Can we understand evolution on a systems level?
Proteins and RNAs cannot function by themselves, but are embedded in large interacting systems. The best understood cellular systems are the metabolisms of the bacterium E. coli and of baker’s yeast. To understand the evolution of these systems, we use comparative genomics and constraint-based simulation methods (such as flux-balance analysis, FBA). In one particular project, for example, we reconstruct ancestral metabolic networks and let them evolve in different environments to test if we can successfully ‘repeat’ metabolic evolution on the computer. Another example is the modeling of the selective forces that governed the evolution of plant metabolism.
To tackle these questions, we use a wide range of methods from different fields of bioinformatics, e.g.:
- modeling of functional biological networks (metabolism, gene regulation, …),
- comparative genomics,
- population genomics,
Algorithm and Software development
In addition to our primary research motivated by biological questions, we also develop algorithms and produce software.
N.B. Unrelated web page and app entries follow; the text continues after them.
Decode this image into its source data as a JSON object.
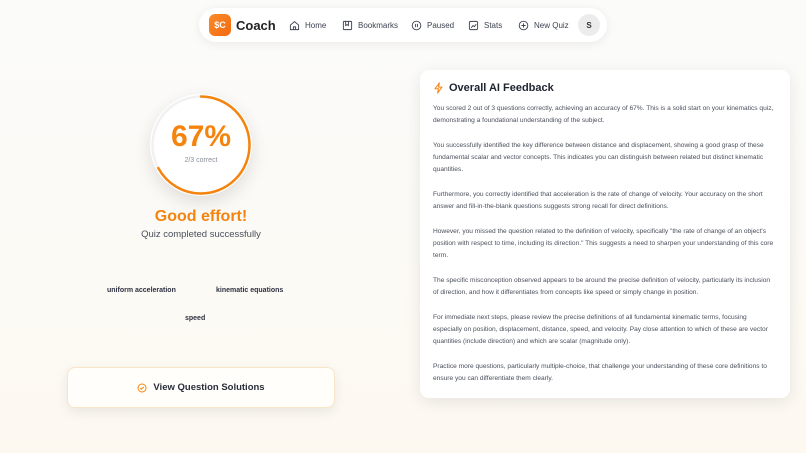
{
  "nav": {
    "brand_logo": "$C",
    "brand_name": "Coach",
    "items": [
      {
        "label": "Home",
        "icon": "home-icon"
      },
      {
        "label": "Bookmarks",
        "icon": "bookmark-icon"
      },
      {
        "label": "Paused",
        "icon": "pause-icon"
      },
      {
        "label": "Stats",
        "icon": "stats-icon"
      },
      {
        "label": "New Quiz",
        "icon": "plus-circle-icon"
      }
    ],
    "avatar_initial": "S"
  },
  "result": {
    "percent": "67%",
    "accuracy": 0.67,
    "correct_text": "2/3 correct",
    "title": "Good effort!",
    "subtitle": "Quiz completed successfully"
  },
  "topics": [
    "uniform acceleration",
    "kinematic equations",
    "speed"
  ],
  "solutions_button": {
    "label": "View Question Solutions",
    "icon": "check-circle-icon"
  },
  "feedback": {
    "title": "Overall AI Feedback",
    "icon": "lightning-icon",
    "paragraphs": [
      "You scored 2 out of 3 questions correctly, achieving an accuracy of 67%. This is a solid start on your kinematics quiz, demonstrating a foundational understanding of the subject.",
      "You successfully identified the key difference between distance and displacement, showing a good grasp of these fundamental scalar and vector concepts. This indicates you can distinguish between related but distinct kinematic quantities.",
      "Furthermore, you correctly identified that acceleration is the rate of change of velocity. Your accuracy on the short answer and fill-in-the-blank questions suggests strong recall for direct definitions.",
      "However, you missed the question related to the definition of velocity, specifically \"the rate of change of an object's position with respect to time, including its direction.\" This suggests a need to sharpen your understanding of this core term.",
      "The specific misconception observed appears to be around the precise definition of velocity, particularly its inclusion of direction, and how it differentiates from concepts like speed or simply change in position.",
      "For immediate next steps, please review the precise definitions of all fundamental kinematic terms, focusing especially on position, displacement, distance, speed, and velocity. Pay close attention to which of these are vector quantities (include direction) and which are scalar (magnitude only).",
      "Practice more questions, particularly multiple-choice, that challenge your understanding of these core definitions to ensure you can differentiate them clearly."
    ]
  },
  "colors": {
    "accent": "#f5840f",
    "ring_track": "#f1f1f1"
  }
}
Three products under active development are SyBiL (a Systems Biology Library for constraint-based modelling), WhopGenome (a library for accessing huge data files containing variance or sequence information), and PopGenome (a library for population genomic analyses). All three are programmed in the powerful, open-source, statistical computing environment R.